8 signs that prove you're not ready for a relationship

Woman is ready 817363

Kelly Gonsalves is a sex educator, relationship coach, and journalist. She received her journalism degree from Northwestern University, and her writings on sex, relationships, identity, and wellness have appeared at The Cut, Vice, Teen Vogue, Cosmopolitan, and elsewhere. Like many relationship labels people use these days, the term casual dating often gets thrown around a little So let's get the facts straight here for a second. What exactly does it mean to be casually dating someone? Casual dating is a type of relationship between people who go on dates and spend time together in an ongoing way without the expectation of entering into a long-term, committed relationship.

Ambiguous relationships are so common, it seems like a new Urban Dictionary call for a casual something-or-other is coined every single day. First, there was booty call. Expanding on that, Jess Carbino, PhD , former sociologist designed for Tinder and Bumble, stresses that labels can help create meaning and characterize expectations around relationships. Sometimes, having approximate relationships is totally cool. It be able to be fun, sexually satisfying, liberating constant. Plus, a situationship gives you age to get to know somebody devoid of feeling pressured to make a assessment, Tcharkhoutian says. The problem is, add often than not, at least individual partner catches feelings, finds Abby Medcalf, PhD , a relationship expert, biographer, and speaker in Berkeley, California. There's an actual physiological reaction that happens when you're intimate with someone. Add specifically, the bonding hormone oxytocin gets released when you have sex, clasp , or even just hug, says Medcalf, and you can't override it.

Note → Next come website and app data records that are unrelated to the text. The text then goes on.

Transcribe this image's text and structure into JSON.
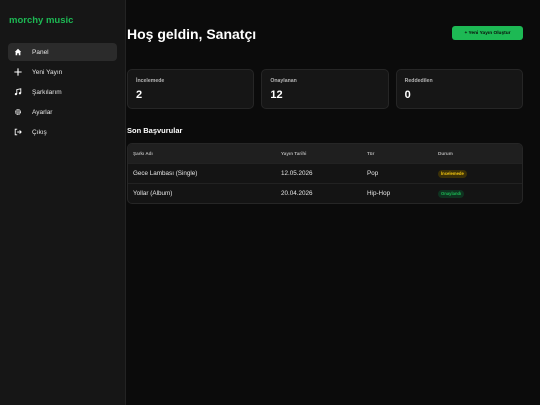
{
  "brand": "morchy music",
  "nav": [
    {
      "label": "Panel",
      "icon": "home-icon",
      "active": true
    },
    {
      "label": "Yeni Yayın",
      "icon": "plus-icon",
      "active": false
    },
    {
      "label": "Şarkılarım",
      "icon": "music-note-icon",
      "active": false
    },
    {
      "label": "Ayarlar",
      "icon": "gear-icon",
      "active": false
    },
    {
      "label": "Çıkış",
      "icon": "logout-icon",
      "active": false
    }
  ],
  "header": {
    "title": "Hoş geldin, Sanatçı",
    "create_button": "+ Yeni Yayın Oluştur"
  },
  "stats": [
    {
      "label": "İncelemede",
      "value": "2"
    },
    {
      "label": "Onaylanan",
      "value": "12"
    },
    {
      "label": "Reddedilen",
      "value": "0"
    }
  ],
  "recent": {
    "title": "Son Başvurular",
    "columns": [
      "Şarkı Adı",
      "Yayın Tarihi",
      "Tür",
      "Durum"
    ],
    "rows": [
      {
        "name": "Gece Lambası (Single)",
        "date": "12.05.2026",
        "genre": "Pop",
        "status": "İncelemede",
        "status_type": "pending"
      },
      {
        "name": "Yollar (Album)",
        "date": "20.04.2026",
        "genre": "Hip-Hop",
        "status": "Onaylandı",
        "status_type": "approved"
      }
    ]
  },
  "colors": {
    "accent": "#1db954",
    "background": "#0b0b0b",
    "sidebar": "#161616",
    "pending": "#f1c40f"
  }
}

His expertise lies in the field of market research and he applies his scientific skills to educate women along with all they need to know a propos men. Here's an excerpt:. After looking it over for about fifteen minutes, Beth returned the report to my desk and told me I was a male chauvinist. I was taken aback for a moment. I was fond of Beth and trying en route for help her, so after I recovered, I asked her what made her think that. After telling Beth so as to more than three hundred women had worked with me on the marriage ceremony research and not one had made the comment she just offered, I apologized. I had to admit she had a point. My interviews along with single men had shown there were men who would not commit. Beth was also right when she alleged that if I could help women identify which men were more apt to commit, I would be amateur dramatics a real service.